10 years after appearing in the gallerys opening exhibition Revealed, artist Ellen Harvey returns to Turner Contemporary
opening the anniversary programme with her first UK solo show The Tourists, an exhibition paired with works by JMW Turner. The gallery is also presenting Ashes by Turner Prize and Academy Award winning artist Steve McQueen, a double video projection telling the story of a young Caribbean man known by this name. The exhibitions mark the reopening of the gallery following the easing of restrictions and the gallerys capital works.
The Tourists explores themes of tourism and ecology, our relationship to images, architecture and place, destruction and loss. Working in painting, sculpture and digital media, this exhibition brings together a group of Harveys large-scale installations comprised of meticulously rendered paintings and engravings.

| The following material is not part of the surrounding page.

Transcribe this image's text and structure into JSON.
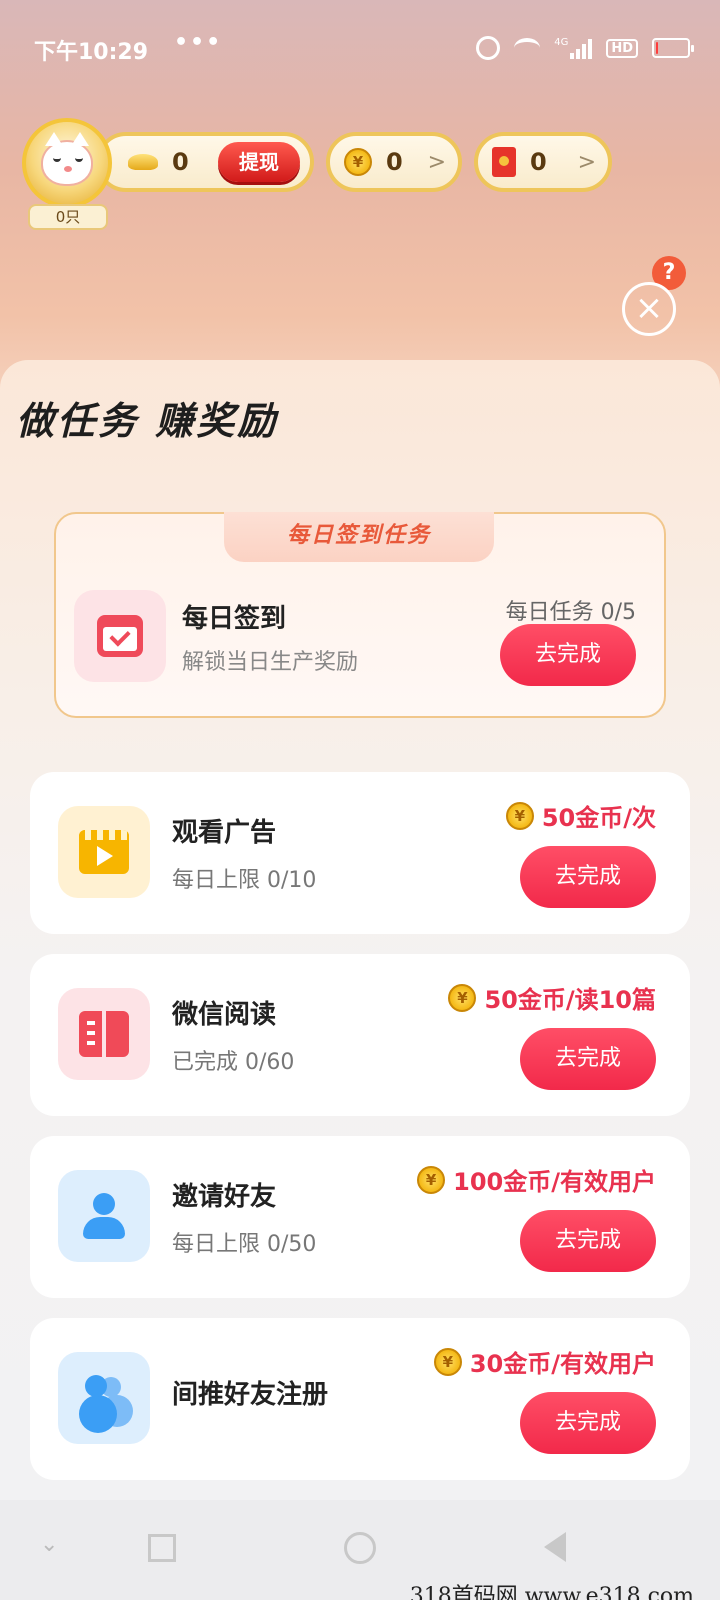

The centre-piece to the show is a new work called The Disappointed Tourist, comprising over 200 paintings of sites that have disappeared. From the Temple of Bel in Syria to Brandy Bucks restaurant in Margate, Harvey has crowd sourced places from across the world. Embarking on this work before the Covidcrisis, it has developed an unexpected resonance. As Harvey says, After a year where weve all been disappointed tourists, it feels like a good time to explore what it is that we really love about our world and to think about how we can tread more lightly on the beauties that we have all longed to visit.

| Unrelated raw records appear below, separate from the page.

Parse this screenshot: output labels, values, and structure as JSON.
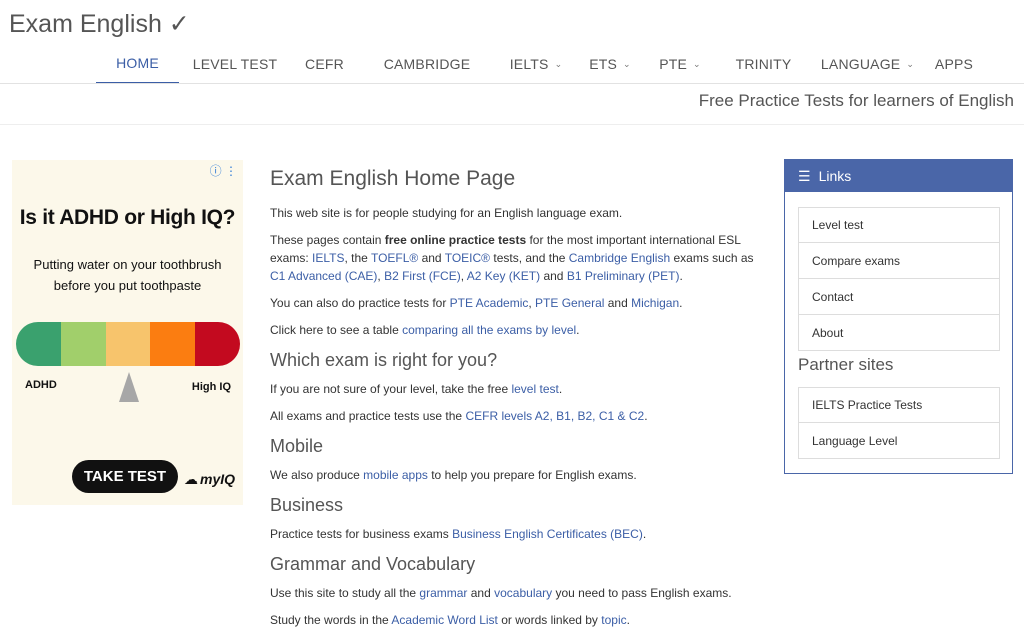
{
  "brand": "Exam English ✓",
  "nav": [
    {
      "label": "HOME",
      "chevron": false,
      "active": true,
      "w": 83
    },
    {
      "label": "LEVEL TEST",
      "chevron": false,
      "active": false,
      "w": 112
    },
    {
      "label": "CEFR",
      "chevron": false,
      "active": false,
      "w": 67
    },
    {
      "label": "CAMBRIDGE",
      "chevron": false,
      "active": false,
      "w": 138
    },
    {
      "label": "IELTS",
      "chevron": true,
      "active": false,
      "w": 80
    },
    {
      "label": "ETS",
      "chevron": true,
      "active": false,
      "w": 68
    },
    {
      "label": "PTE",
      "chevron": true,
      "active": false,
      "w": 72
    },
    {
      "label": "TRINITY",
      "chevron": false,
      "active": false,
      "w": 95
    },
    {
      "label": "LANGUAGE",
      "chevron": true,
      "active": false,
      "w": 113
    },
    {
      "label": "APPS",
      "chevron": false,
      "active": false,
      "w": 60
    }
  ],
  "tagline": "Free Practice Tests for learners of English",
  "ad": {
    "headline": "Is it ADHD or High IQ?",
    "sub_line1": "Putting water on your toothbrush",
    "sub_line2": "before you put toothpaste",
    "label_left": "ADHD",
    "label_right": "High IQ",
    "cta": "TAKE TEST",
    "logo": "myIQ",
    "info_icon": "info-icon",
    "meter_colors": [
      "#3aa16e",
      "#a1cf6b",
      "#f7c46c",
      "#fb7d11",
      "#c30a1f"
    ]
  },
  "main": {
    "title": "Exam English Home Page",
    "intro": "This web site is for people studying for an English language exam.",
    "p1_a": "These pages contain ",
    "p1_bold": "free online practice tests",
    "p1_b": " for the most important international ESL exams: ",
    "p1_link_ielts": "IELTS",
    "p1_c": ", the ",
    "p1_link_toefl": "TOEFL®",
    "p1_d": " and ",
    "p1_link_toeic": "TOEIC®",
    "p1_e": " tests, and the ",
    "p1_link_cambridge": "Cambridge English",
    "p1_f": " exams such as ",
    "p1_link_c1": "C1 Advanced (CAE)",
    "p1_g": ", ",
    "p1_link_b2": "B2 First (FCE)",
    "p1_h": ", ",
    "p1_link_a2": "A2 Key (KET)",
    "p1_i": " and ",
    "p1_link_b1": "B1 Preliminary (PET)",
    "p1_j": ".",
    "p2_a": "You can also do practice tests for ",
    "p2_link_pte_academic": "PTE Academic",
    "p2_b": ", ",
    "p2_link_pte_general": "PTE General",
    "p2_c": " and ",
    "p2_link_michigan": "Michigan",
    "p2_d": ".",
    "p3_a": "Click here to see a table ",
    "p3_link": "comparing all the exams by level",
    "p3_b": ".",
    "h_which": "Which exam is right for you?",
    "p4_a": "If you are not sure of your level, take the free ",
    "p4_link": "level test",
    "p4_b": ".",
    "p5_a": "All exams and practice tests use the ",
    "p5_link": "CEFR levels A2, B1, B2, C1 & C2",
    "p5_b": ".",
    "h_mobile": "Mobile",
    "p6_a": "We also produce ",
    "p6_link": "mobile apps",
    "p6_b": " to help you prepare for English exams.",
    "h_business": "Business",
    "p7_a": "Practice tests for business exams ",
    "p7_link": "Business English Certificates (BEC)",
    "p7_b": ".",
    "h_grammar": "Grammar and Vocabulary",
    "p8_a": "Use this site to study all the ",
    "p8_link_grammar": "grammar",
    "p8_b": " and ",
    "p8_link_vocab": "vocabulary",
    "p8_c": " you need to pass English exams.",
    "p9_a": "Study the words in the ",
    "p9_link_awl": "Academic Word List",
    "p9_b": " or words linked by ",
    "p9_link_topic": "topic",
    "p9_c": "."
  },
  "sidebar": {
    "links_title": "Links",
    "links": [
      "Level test",
      "Compare exams",
      "Contact",
      "About"
    ],
    "partner_title": "Partner sites",
    "partners": [
      "IELTS Practice Tests",
      "Language Level"
    ]
  }
}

Harvey has selected two groups of works by JMW Turner, which resonate with her own explorations into imagemaking, experience and place. They focus on two very different tourist destinations: the ancient ruins of Italy, which Turner longed to visit from a young age, and Margate, which captured his imagination in his later years. Harvey has had a long interest in JMW Turner and Margate, and in 2011 she created Arcadia in response to Turners relationship with Margate for Turner Contemporarys opening show Revealed.

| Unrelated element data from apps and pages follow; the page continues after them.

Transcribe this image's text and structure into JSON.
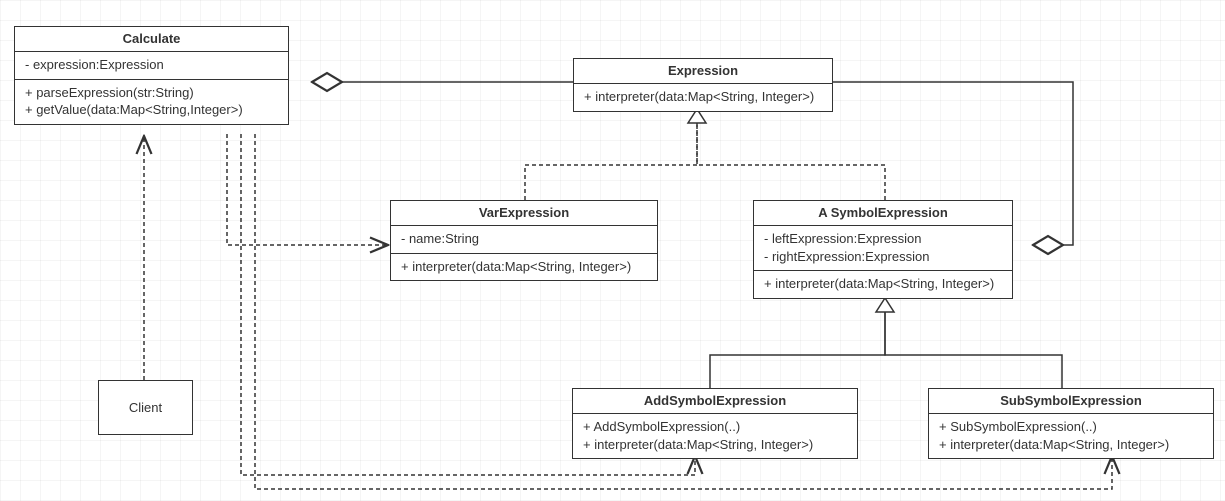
{
  "diagram_type": "UML Class Diagram",
  "pattern": "Interpreter Pattern",
  "classes": {
    "calculate": {
      "name": "Calculate",
      "fields": "- expression:Expression",
      "methods_line1": "+ parseExpression(str:String)",
      "methods_line2": "+ getValue(data:Map<String,Integer>)"
    },
    "expression": {
      "name": "Expression",
      "methods": "+ interpreter(data:Map<String, Integer>)"
    },
    "varExpression": {
      "name": "VarExpression",
      "fields": "- name:String",
      "methods": "+ interpreter(data:Map<String, Integer>)"
    },
    "symbolExpression": {
      "name": "A SymbolExpression",
      "fields_line1": "- leftExpression:Expression",
      "fields_line2": "- rightExpression:Expression",
      "methods": "+ interpreter(data:Map<String, Integer>)"
    },
    "addSymbol": {
      "name": "AddSymbolExpression",
      "methods_line1": "+ AddSymbolExpression(..)",
      "methods_line2": "+ interpreter(data:Map<String, Integer>)"
    },
    "subSymbol": {
      "name": "SubSymbolExpression",
      "methods_line1": "+ SubSymbolExpression(..)",
      "methods_line2": "+ interpreter(data:Map<String, Integer>)"
    },
    "client": {
      "name": "Client"
    }
  },
  "relations": [
    {
      "from": "Calculate",
      "to": "Expression",
      "type": "aggregation"
    },
    {
      "from": "VarExpression",
      "to": "Expression",
      "type": "generalization",
      "style": "dashed"
    },
    {
      "from": "SymbolExpression",
      "to": "Expression",
      "type": "generalization",
      "style": "dashed"
    },
    {
      "from": "SymbolExpression",
      "to": "Expression",
      "type": "aggregation"
    },
    {
      "from": "AddSymbolExpression",
      "to": "SymbolExpression",
      "type": "generalization"
    },
    {
      "from": "SubSymbolExpression",
      "to": "SymbolExpression",
      "type": "generalization"
    },
    {
      "from": "Client",
      "to": "Calculate",
      "type": "dependency"
    },
    {
      "from": "Calculate",
      "to": "VarExpression",
      "type": "dependency"
    },
    {
      "from": "Calculate",
      "to": "AddSymbolExpression",
      "type": "dependency"
    },
    {
      "from": "Calculate",
      "to": "SubSymbolExpression",
      "type": "dependency"
    }
  ]
}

Ashes (2002-2015) is a two-channel video installation by artist and filmmaker Steve McQueen. It is composed of footage filmed by McQueen over ten years, on two separate visits to the Caribbean island of Grenada a former French and British colony that achieved independence in 1974. On one side of a screen we see a film portrait of the films eponymous subject, young and handsome, standing on the prow of a boat. The other side shows the building of Ashes' tomb after he has been murdered by drug dealers on the island. Life, death, despair and hope are presented by McQueen in this perfectly crafted elegy.
These exhibitions form part of a wider programme as part of Turner Contemporarys 10th Anniversary Year. Further highlights include: The Turner Contemporary Open 2021 due to take place later in the year; a joint commission by Anne Ryan and Sophie Von Hellerman; and a number of commissions/newly commissioned artworks beyond the gallery walls. Off-site/public realm commissions include Michael Rakowitzs April is the Cruellest Month in Margate for Waterfronts as part of Englands Creative Coast; a new commission by Yinka Illori in Kings Hill and new sculptural work by Conrad Shawcross, commissioned by 60 local primary school children, in Ramsgate.